The elevator arrives to the ground floor, I put the suitcases inside. I stop it with half body while waiting for my best friend to get in. As one of my Azeri friends holds the door, I say: “six years ago I came to Romania for the first time ever and I did not know anyone. I didn’t feel alone but today I’m happy to see these familiar faces and open arms. So, thank you.”
It has been more than three months since my past visit to Peru and I just could not figure out a way to describe how that felt. It had been six years since I came to Romania, too long, yeah?
I was constantly tired, sometimes barely awake. Meeting with each one of my siblings, parents and friends, it was like short electric shocks. I did not really have time to react.
But why am I writing about this today? Here’s why. When I hit Romanian floor, this determination in me fired instantly: I want to be more like them.

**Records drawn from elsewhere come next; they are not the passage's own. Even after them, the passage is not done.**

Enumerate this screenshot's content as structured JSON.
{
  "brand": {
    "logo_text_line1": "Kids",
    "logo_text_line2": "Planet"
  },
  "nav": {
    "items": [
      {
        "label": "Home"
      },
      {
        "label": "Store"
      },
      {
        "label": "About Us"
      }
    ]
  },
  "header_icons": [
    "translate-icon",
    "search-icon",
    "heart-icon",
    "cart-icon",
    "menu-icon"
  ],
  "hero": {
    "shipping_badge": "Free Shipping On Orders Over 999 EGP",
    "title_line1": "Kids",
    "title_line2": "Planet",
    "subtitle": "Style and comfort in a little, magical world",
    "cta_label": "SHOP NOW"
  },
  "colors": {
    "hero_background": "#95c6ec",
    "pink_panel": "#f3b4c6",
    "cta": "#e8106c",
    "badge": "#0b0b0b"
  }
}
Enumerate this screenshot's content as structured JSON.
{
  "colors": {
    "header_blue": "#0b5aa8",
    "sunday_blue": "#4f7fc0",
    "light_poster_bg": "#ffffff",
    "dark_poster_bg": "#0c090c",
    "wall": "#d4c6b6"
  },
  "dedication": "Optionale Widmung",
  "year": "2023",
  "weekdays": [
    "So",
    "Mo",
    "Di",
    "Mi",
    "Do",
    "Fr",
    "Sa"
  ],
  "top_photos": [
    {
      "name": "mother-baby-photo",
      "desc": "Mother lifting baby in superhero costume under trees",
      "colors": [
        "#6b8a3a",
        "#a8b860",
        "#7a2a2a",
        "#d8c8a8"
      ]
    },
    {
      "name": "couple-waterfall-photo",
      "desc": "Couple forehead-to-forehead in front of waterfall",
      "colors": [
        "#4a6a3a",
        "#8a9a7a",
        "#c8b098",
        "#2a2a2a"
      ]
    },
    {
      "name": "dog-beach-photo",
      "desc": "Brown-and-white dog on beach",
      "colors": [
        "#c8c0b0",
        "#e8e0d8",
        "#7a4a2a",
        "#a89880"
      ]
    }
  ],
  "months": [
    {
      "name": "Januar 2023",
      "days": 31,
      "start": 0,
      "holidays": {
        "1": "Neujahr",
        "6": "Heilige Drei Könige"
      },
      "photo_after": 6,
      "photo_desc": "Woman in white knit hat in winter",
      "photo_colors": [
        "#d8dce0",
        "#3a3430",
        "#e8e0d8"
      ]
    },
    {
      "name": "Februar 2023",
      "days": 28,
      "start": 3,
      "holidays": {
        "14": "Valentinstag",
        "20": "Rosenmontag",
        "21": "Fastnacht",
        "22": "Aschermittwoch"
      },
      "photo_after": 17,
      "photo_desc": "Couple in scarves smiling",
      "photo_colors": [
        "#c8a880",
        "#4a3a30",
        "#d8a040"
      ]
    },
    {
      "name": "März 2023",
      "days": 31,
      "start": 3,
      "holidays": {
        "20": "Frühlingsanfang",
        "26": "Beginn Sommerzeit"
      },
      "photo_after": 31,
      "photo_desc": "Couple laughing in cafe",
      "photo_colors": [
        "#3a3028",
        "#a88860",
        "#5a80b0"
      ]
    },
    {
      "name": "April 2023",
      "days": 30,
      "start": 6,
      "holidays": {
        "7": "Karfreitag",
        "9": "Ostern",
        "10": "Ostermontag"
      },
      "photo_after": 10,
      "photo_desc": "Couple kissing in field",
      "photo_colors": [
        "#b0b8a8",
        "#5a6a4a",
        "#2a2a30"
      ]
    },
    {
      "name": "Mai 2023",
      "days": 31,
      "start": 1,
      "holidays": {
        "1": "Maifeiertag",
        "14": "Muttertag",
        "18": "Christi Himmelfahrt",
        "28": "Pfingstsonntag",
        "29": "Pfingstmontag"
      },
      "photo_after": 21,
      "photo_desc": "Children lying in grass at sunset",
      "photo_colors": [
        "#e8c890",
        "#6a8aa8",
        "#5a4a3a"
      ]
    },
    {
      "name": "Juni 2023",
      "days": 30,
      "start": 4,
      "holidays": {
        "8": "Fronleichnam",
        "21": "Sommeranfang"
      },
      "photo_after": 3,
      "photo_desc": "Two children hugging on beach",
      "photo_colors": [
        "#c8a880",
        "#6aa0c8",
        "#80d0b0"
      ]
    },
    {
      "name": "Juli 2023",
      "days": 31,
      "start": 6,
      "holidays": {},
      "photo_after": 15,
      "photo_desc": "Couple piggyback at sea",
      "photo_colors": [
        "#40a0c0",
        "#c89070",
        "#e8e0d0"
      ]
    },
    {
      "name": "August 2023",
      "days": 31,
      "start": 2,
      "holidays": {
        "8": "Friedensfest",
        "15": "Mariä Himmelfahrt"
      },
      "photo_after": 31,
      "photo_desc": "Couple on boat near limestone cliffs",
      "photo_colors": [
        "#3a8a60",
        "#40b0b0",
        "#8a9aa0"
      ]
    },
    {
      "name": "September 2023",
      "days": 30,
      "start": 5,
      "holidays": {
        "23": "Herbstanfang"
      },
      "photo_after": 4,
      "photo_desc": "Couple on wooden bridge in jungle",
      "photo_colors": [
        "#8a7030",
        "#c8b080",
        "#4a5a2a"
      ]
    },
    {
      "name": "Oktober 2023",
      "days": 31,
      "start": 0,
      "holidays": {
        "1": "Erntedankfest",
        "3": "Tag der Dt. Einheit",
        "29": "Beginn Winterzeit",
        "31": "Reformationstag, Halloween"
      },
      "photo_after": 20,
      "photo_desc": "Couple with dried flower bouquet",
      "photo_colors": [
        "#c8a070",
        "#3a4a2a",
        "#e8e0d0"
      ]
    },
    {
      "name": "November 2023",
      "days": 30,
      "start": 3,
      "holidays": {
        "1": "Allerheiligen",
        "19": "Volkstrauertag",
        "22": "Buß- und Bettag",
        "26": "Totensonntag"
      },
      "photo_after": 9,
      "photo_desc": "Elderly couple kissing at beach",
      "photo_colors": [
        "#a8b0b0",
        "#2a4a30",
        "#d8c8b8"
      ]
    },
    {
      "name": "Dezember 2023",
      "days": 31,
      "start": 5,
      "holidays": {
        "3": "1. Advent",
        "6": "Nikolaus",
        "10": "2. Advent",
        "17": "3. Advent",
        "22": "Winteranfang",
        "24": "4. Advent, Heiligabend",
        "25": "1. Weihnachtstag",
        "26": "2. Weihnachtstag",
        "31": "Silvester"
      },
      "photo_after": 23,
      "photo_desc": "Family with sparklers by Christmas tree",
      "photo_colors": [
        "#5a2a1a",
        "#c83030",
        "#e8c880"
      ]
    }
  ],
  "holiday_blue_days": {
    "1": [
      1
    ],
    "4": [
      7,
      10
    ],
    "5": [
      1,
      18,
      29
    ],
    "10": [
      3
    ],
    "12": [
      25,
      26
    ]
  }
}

The clear vision of future my brother Josue has. How he plans things so carefully in the most cost/efficient way possible. He was the first face I saw landing in Lima. It’s like time never passed. Except that it did. I’m glad I could hear his daughter give her own opinions.
The dedication my sister Laura has to raise a family with three children. I have not done it, neither am I looking forward to. And I do not think I will ever understand what it is to settle as a latino immigrant in the USA, but being one (an immigrant) myself does make me wonder every day of her struggles, hope, faith and strength.
The incredible multi-tasking ability of my sister Ammi and her capacity to stay on top of everything. Caring so much for her relationship and loving her child with devotion. I have always admired her patience to educate others.
The resilience my sister Elisabet has. She is tough-skinned. Emotional, so very much. But results-driven. She does not work in vain. And she certainly gives her best at all times. I’m happy she shows my pictures to her son.
Mom. I wanted to cry and I couldn’t. She will never want to give her children away. And she will always be there to support them. To lecture them. Hate that part.
Dad. Bald (shaved, just saying). Beard (gray; okay: white). Stubborn. A sweet grandfather. Hard working.
So, how do I become more like them? I can’t. But here’s the thing. I have registered to driving lessons. I got myself a puppy (don’t ask me how it’s going). I have called the urban service to collect old stuff aaand managed to fully engage in the conversation in Romanian. All that and more personal initiatives I will not spoil over here, you guys -I’m keeping some things private.
Let’s just say I texted dad today at 7am his time to ask what drill machine I should buy. Do you think I cared about the time difference?